Redirecting them to a massive file on the other hand is harmless for false-positive real-users – they’ll just cancel the file download – and still has the biggest impact on slowing down the hackers. By my estimate, they had 10 threads running attacking my website – all of these threads quickly starting downloading a 120GB file which uses up all their bandwidth, hopefully gets them kicked from their hosting, and potentially even fills up the hard disk of their PC or server and crashes the script completely. Thankfully, none of this is illegal for me to do. I’m doing the equivalent of a URL shortener and redirecting them to another URL. It just so happens, if robots are visiting this, they’re going to flood their bandwidth and hard disk.

Pretty much immediately upon implementing this solution on my server, the attacks stopped.

Summary of the attack

Here is a summary of the attack that we underwent. The primary page they were attacking was our /my-account/ page. They were attempting both GET and POST requests against this page.

Once I had installed the WP fail2ban plugin, I enabled the option to track ‘missing user’ login attempts and found that the hackers have hold of a massive database of email addresses + passwords.

The WP fail2ban plugin logs unauthorised logins to /var/log/auth.log and then the same plugin provides you with a fail2ban script to ban these IP addresses if you wish (you can configure how many retries you’ll allow). That was useful in order to uncover the issue, but it didn’t help with actually combating the attacker in this case, because of the huge number of IP addresses they were using.

In the redacted log listed above, you can see the volume of attempts. For logins, they were attempting 4 or 5 times per second. This was outnumbered by the number of actual requests we were receiving (about 12 per second from the would-be hackers), but these login attempts use the full PHP, Nginx and MySQL stack to serve up the answer. You can’t cache authentication requests.

On the day of the solution above being implemented, my traffic recorded in Google Analytics changed radically.

  • Page views – Up 148%
  • Unique page views – Up 125%
  • Bounce rate – Down 21%

On the bigger plus-side, sales for our plugins have resumed. These guys were using so much resource that, even when I doubled the RAM to the server, they would still consume everything I had available. That affects people viewing uncached pages the most. Your users using uncached pages are normally your most valuable, since they’re typically adding products to their cart.

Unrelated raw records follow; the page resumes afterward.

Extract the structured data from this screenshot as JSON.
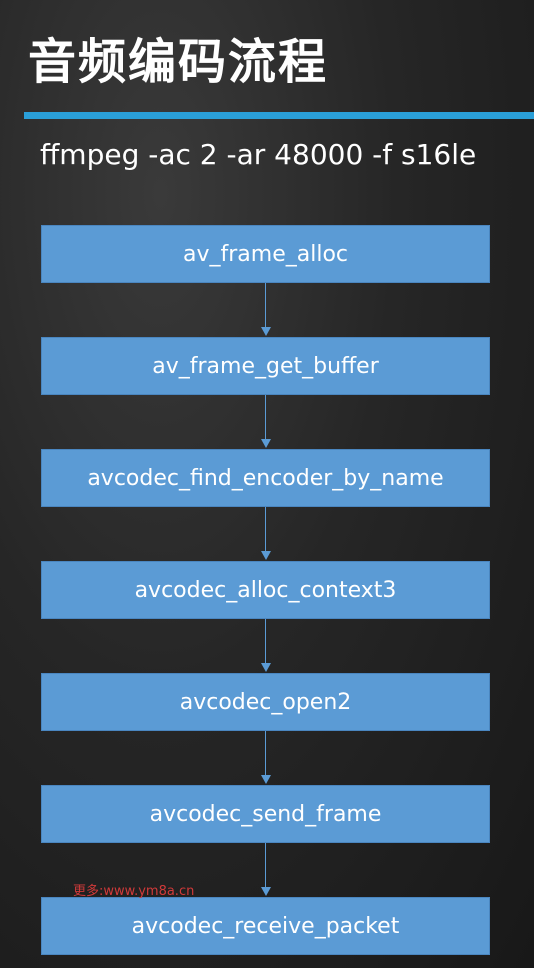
{
  "title": "音频编码流程",
  "command": "ffmpeg -ac 2 -ar 48000 -f s16le",
  "steps": [
    {
      "label": "av_frame_alloc"
    },
    {
      "label": "av_frame_get_buffer"
    },
    {
      "label": "avcodec_find_encoder_by_name"
    },
    {
      "label": "avcodec_alloc_context3"
    },
    {
      "label": "avcodec_open2"
    },
    {
      "label": "avcodec_send_frame"
    },
    {
      "label": "avcodec_receive_packet"
    }
  ],
  "watermark": "更多:www.ym8a.cn",
  "colors": {
    "accent_line": "#2a9fd8",
    "box_fill": "#5b9bd5",
    "watermark": "#d03a3a"
  }
}
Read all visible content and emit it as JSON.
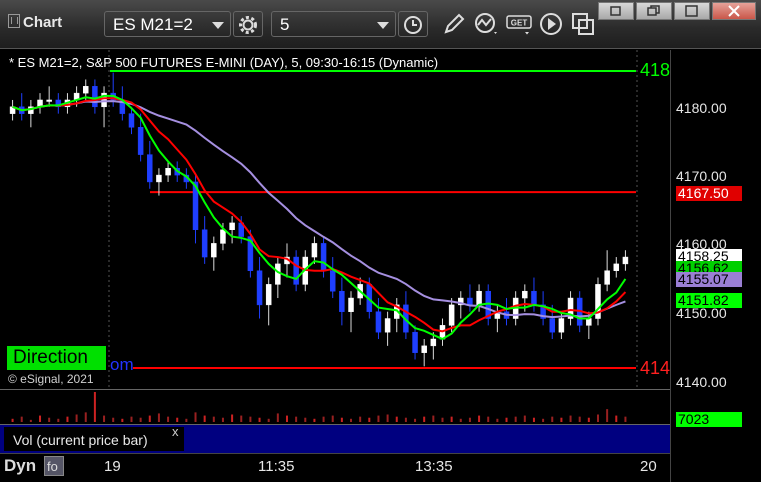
{
  "toolbar": {
    "title": "Chart",
    "symbol": "ES M21=2",
    "interval": "5"
  },
  "chart": {
    "title": "* ES M21=2, S&P 500 FUTURES E-MINI (DAY), 5, 09:30-16:15 (Dynamic)",
    "copyright": "© eSignal, 2021",
    "direction_label": "Direction",
    "partial_label": "om",
    "edge_top": "418",
    "edge_bottom": "414"
  },
  "price_axis": {
    "ticks": [
      "4180.00",
      "4170.00",
      "4160.00",
      "4150.00",
      "4140.00"
    ],
    "tags": [
      {
        "value": "4167.50",
        "bg": "#e00000",
        "color": "#ffffff"
      },
      {
        "value": "4158.25",
        "bg": "#ffffff",
        "color": "#000000"
      },
      {
        "value": "4156.62",
        "bg": "#00d000",
        "color": "#000000"
      },
      {
        "value": "4155.07",
        "bg": "#9a7fd4",
        "color": "#000000"
      },
      {
        "value": "4151.82",
        "bg": "#00ff00",
        "color": "#000000"
      }
    ],
    "volume_tag": "7023"
  },
  "volume": {
    "label": "Vol (current price bar)",
    "close": "x"
  },
  "time_axis": {
    "labels": [
      "19",
      "11:35",
      "13:35",
      "20"
    ],
    "mode": "Dyn"
  },
  "colors": {
    "green": "#00ff00",
    "red": "#ff0000",
    "purple": "#a58fe0",
    "candle_up": "#ffffff",
    "candle_down": "#1f3fff"
  },
  "chart_data": {
    "type": "candlestick",
    "ylim": [
      4138,
      4188
    ],
    "levels": {
      "upper_green": 4185,
      "red_resistance": 4167.5,
      "red_support": 4141
    },
    "candles": [
      [
        4179,
        4181,
        4178,
        4180
      ],
      [
        4180,
        4182,
        4178,
        4179
      ],
      [
        4179,
        4181,
        4177,
        4180
      ],
      [
        4180,
        4182,
        4179,
        4181
      ],
      [
        4181,
        4183,
        4180,
        4181
      ],
      [
        4181,
        4182,
        4179,
        4180
      ],
      [
        4180,
        4182,
        4179,
        4181
      ],
      [
        4181,
        4183,
        4180,
        4182
      ],
      [
        4182,
        4184,
        4181,
        4183
      ],
      [
        4183,
        4184,
        4179,
        4180
      ],
      [
        4180,
        4183,
        4177,
        4182
      ],
      [
        4182,
        4185,
        4180,
        4181
      ],
      [
        4181,
        4183,
        4178,
        4179
      ],
      [
        4179,
        4180,
        4176,
        4177
      ],
      [
        4177,
        4179,
        4172,
        4173
      ],
      [
        4173,
        4175,
        4168,
        4169
      ],
      [
        4169,
        4171,
        4167,
        4170
      ],
      [
        4170,
        4172,
        4169,
        4171
      ],
      [
        4171,
        4172,
        4169,
        4170
      ],
      [
        4170,
        4171,
        4168,
        4169
      ],
      [
        4169,
        4170,
        4160,
        4162
      ],
      [
        4162,
        4164,
        4157,
        4158
      ],
      [
        4158,
        4161,
        4156,
        4160
      ],
      [
        4160,
        4163,
        4159,
        4162
      ],
      [
        4162,
        4164,
        4160,
        4163
      ],
      [
        4163,
        4164,
        4160,
        4161
      ],
      [
        4161,
        4162,
        4155,
        4156
      ],
      [
        4156,
        4158,
        4149,
        4151
      ],
      [
        4151,
        4155,
        4148,
        4154
      ],
      [
        4154,
        4158,
        4152,
        4157
      ],
      [
        4157,
        4160,
        4155,
        4158
      ],
      [
        4158,
        4159,
        4153,
        4154
      ],
      [
        4154,
        4159,
        4153,
        4158
      ],
      [
        4158,
        4161,
        4157,
        4160
      ],
      [
        4160,
        4161,
        4155,
        4156
      ],
      [
        4156,
        4158,
        4152,
        4153
      ],
      [
        4153,
        4155,
        4148,
        4150
      ],
      [
        4150,
        4153,
        4147,
        4152
      ],
      [
        4152,
        4155,
        4151,
        4154
      ],
      [
        4154,
        4155,
        4149,
        4150
      ],
      [
        4150,
        4152,
        4146,
        4147
      ],
      [
        4147,
        4150,
        4145,
        4149
      ],
      [
        4149,
        4152,
        4147,
        4151
      ],
      [
        4151,
        4153,
        4146,
        4147
      ],
      [
        4147,
        4148,
        4143,
        4144
      ],
      [
        4144,
        4146,
        4142,
        4145
      ],
      [
        4145,
        4147,
        4143,
        4146
      ],
      [
        4146,
        4149,
        4145,
        4148
      ],
      [
        4148,
        4152,
        4147,
        4151
      ],
      [
        4151,
        4153,
        4149,
        4152
      ],
      [
        4152,
        4154,
        4150,
        4151
      ],
      [
        4151,
        4154,
        4150,
        4153
      ],
      [
        4153,
        4154,
        4148,
        4149
      ],
      [
        4149,
        4151,
        4147,
        4150
      ],
      [
        4150,
        4152,
        4148,
        4149
      ],
      [
        4149,
        4153,
        4148,
        4152
      ],
      [
        4152,
        4154,
        4150,
        4153
      ],
      [
        4153,
        4155,
        4150,
        4151
      ],
      [
        4151,
        4153,
        4148,
        4149
      ],
      [
        4149,
        4151,
        4146,
        4147
      ],
      [
        4147,
        4150,
        4146,
        4149
      ],
      [
        4149,
        4153,
        4148,
        4152
      ],
      [
        4152,
        4153,
        4147,
        4148
      ],
      [
        4148,
        4150,
        4146,
        4149
      ],
      [
        4149,
        4155,
        4148,
        4154
      ],
      [
        4154,
        4159,
        4153,
        4156
      ],
      [
        4156,
        4158,
        4155,
        4157
      ],
      [
        4157,
        4159,
        4156,
        4158
      ]
    ],
    "volume": [
      3,
      5,
      2,
      6,
      4,
      3,
      5,
      7,
      9,
      28,
      6,
      4,
      3,
      5,
      4,
      6,
      8,
      5,
      4,
      3,
      9,
      6,
      5,
      4,
      7,
      6,
      5,
      4,
      3,
      8,
      6,
      5,
      4,
      3,
      5,
      6,
      4,
      3,
      5,
      4,
      6,
      7,
      5,
      4,
      3,
      5,
      6,
      4,
      5,
      3,
      4,
      6,
      5,
      3,
      4,
      5,
      6,
      4,
      3,
      5,
      4,
      6,
      5,
      4,
      7,
      12,
      6,
      5
    ]
  }
}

If you ever find yourself under attack from a high-resource hacker, consider writing some conditional logic to send this type of traffic a massively huge file. It’s the only legal way I could find to slow and ultimately stop them. WordFence, Sucuri, fail2ban, they all rely on IP address banning. The user-agent of this hacker was of no use in identifying the traffic, so ultimately sending potentially dodgy traffic a huge file was the only way I could stop this attack.

For all users out there, be aware that this hacker has purchased a *huge* file of emails + passwords, so I highly recommend you install something like LastPass and use it to eliminate duplicate passwords from all the websites you use. By my estimates, their email + passwords list numbers in the 10s of millions, so get LastPass and get your online security sorted out.

I have a ‘friend invite’ link for LastPass that gets you 1 month Premium and gets me 1 month premium, although to be honest you don’t need premium, unless you have a team of people in your business.

Here’s the affiliate link:

And here’s the direct link:

If the hacker is out there listening, or if anyone else is interested in replicating this new behaviour to see how it works, just visit our site in incognito mode and then visit Just be sure to click cancel to avoid downloading the 120GB file.

And if the hacker is listening – try again mate, I’ll beat you again, no matter what you do. Feel free to comment if you’re brave enough.